Had the players around Ovechkin done more, his plus-minus would have been better, and perhaps the Capitals would have made the playoffs.
So instead of changing him or fixing him, what Trotz will instead try to do is give Ovechkin more responsibility. It's the right move.
Convincing Ovechkin he'll benefit most by forechecking with greater speed, checking harder through the neutral zone and getting rid of the glide in his game is the best thing Trotz can do for Ovechkin.
If Trotz can convince Ovechkin to work harder and do more away from the puck, then Ovechkin will have the puck more. If Trotz can do that, he should be able to get the maximum out of Ovechkin without stunting the areas of his game that make him great.
"The things that Alex does as a player, I can't teach," Trotz said. "There's no one really who can teach him that. That's the special part. The stuff he can get better, so he can get the puck more, so he can do the things that he does, I can teach him that."
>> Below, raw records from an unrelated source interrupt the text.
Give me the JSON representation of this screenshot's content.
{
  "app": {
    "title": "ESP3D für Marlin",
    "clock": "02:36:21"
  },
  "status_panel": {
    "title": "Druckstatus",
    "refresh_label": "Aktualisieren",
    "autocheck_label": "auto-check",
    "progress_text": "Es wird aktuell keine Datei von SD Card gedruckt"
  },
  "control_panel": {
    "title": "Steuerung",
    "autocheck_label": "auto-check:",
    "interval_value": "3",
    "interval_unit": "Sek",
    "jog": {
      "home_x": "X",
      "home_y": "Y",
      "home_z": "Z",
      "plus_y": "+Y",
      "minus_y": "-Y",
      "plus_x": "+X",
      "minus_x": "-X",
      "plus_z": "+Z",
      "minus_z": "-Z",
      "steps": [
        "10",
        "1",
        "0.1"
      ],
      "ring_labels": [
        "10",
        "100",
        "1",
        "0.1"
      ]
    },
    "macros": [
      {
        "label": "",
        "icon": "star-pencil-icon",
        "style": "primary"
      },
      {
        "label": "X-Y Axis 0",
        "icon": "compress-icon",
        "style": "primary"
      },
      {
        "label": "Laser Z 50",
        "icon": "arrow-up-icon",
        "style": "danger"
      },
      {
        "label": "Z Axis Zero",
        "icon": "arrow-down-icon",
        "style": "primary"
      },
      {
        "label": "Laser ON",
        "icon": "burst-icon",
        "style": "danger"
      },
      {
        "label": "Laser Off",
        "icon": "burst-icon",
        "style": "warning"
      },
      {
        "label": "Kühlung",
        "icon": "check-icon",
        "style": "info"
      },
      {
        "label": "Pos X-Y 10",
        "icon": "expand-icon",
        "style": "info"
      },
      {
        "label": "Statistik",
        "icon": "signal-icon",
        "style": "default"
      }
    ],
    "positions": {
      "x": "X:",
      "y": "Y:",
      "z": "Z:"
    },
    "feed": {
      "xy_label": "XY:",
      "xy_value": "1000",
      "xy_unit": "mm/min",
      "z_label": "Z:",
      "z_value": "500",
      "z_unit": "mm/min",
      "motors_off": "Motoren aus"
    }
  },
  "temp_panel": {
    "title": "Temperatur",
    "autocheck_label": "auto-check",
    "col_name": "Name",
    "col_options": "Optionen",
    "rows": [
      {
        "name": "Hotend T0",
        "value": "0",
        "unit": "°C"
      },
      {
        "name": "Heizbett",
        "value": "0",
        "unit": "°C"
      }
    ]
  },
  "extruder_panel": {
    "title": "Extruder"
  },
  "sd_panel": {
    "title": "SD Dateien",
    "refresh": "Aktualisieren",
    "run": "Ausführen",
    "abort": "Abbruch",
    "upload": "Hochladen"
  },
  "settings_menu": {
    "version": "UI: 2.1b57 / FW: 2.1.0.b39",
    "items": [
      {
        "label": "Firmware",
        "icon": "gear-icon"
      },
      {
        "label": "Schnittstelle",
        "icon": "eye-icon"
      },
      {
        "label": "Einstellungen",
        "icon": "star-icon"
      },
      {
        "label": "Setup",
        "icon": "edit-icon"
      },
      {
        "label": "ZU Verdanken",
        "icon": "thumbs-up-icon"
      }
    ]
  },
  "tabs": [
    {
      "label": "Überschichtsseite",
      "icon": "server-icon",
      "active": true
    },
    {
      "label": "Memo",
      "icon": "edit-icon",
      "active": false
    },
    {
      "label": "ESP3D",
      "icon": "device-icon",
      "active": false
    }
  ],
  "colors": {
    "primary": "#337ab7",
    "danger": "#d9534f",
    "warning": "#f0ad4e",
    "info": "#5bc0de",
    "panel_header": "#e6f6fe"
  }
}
Trotz knows trying to turn Ovechkin into a 200-foot player is unrealistic. He's not a 200-foot player, nor should he be. Ovechkin is a goal scorer, so he should have the puck as much as possible.
The idea of Ovechkin working his tail off in the defensive zone should be troubling to Trotz, the Capitals and their fans because it means he's playing in the defensive zone. Ovechkin is not a valuable player when he's 200 feet away from the net, no matter how hard he plays.
He's valuable when he has the puck, and the idea is to get him the puck more. Ovechkin has to do his part too. He went 16 consecutive games last season without an even-strength goal. That can't happen. That shouldn't happen.
"All he has to do is understand there's some detail that will get him the puck more or his teammates to get him the puck more," Trotz said. "I want him to have the puck. I want us to hang onto the puck. When we don't have it, I want to have a really good plan and a really good work ethic to get it back quickly so we can have it again and do what I think is a strength for our players."
Getting Ovechkin to buy into all of that shouldn't be difficult because he wants to win and shake the embarrassment he felt not making the playoffs last season.
"We have a new life," Ovechkin said. "You have to move forward all the time. I hope we're going to do it."
They have a chance if Trotz and Ovechkin are on the same page, buying into each other, listening and learning from each other. That's not a stretch to say either.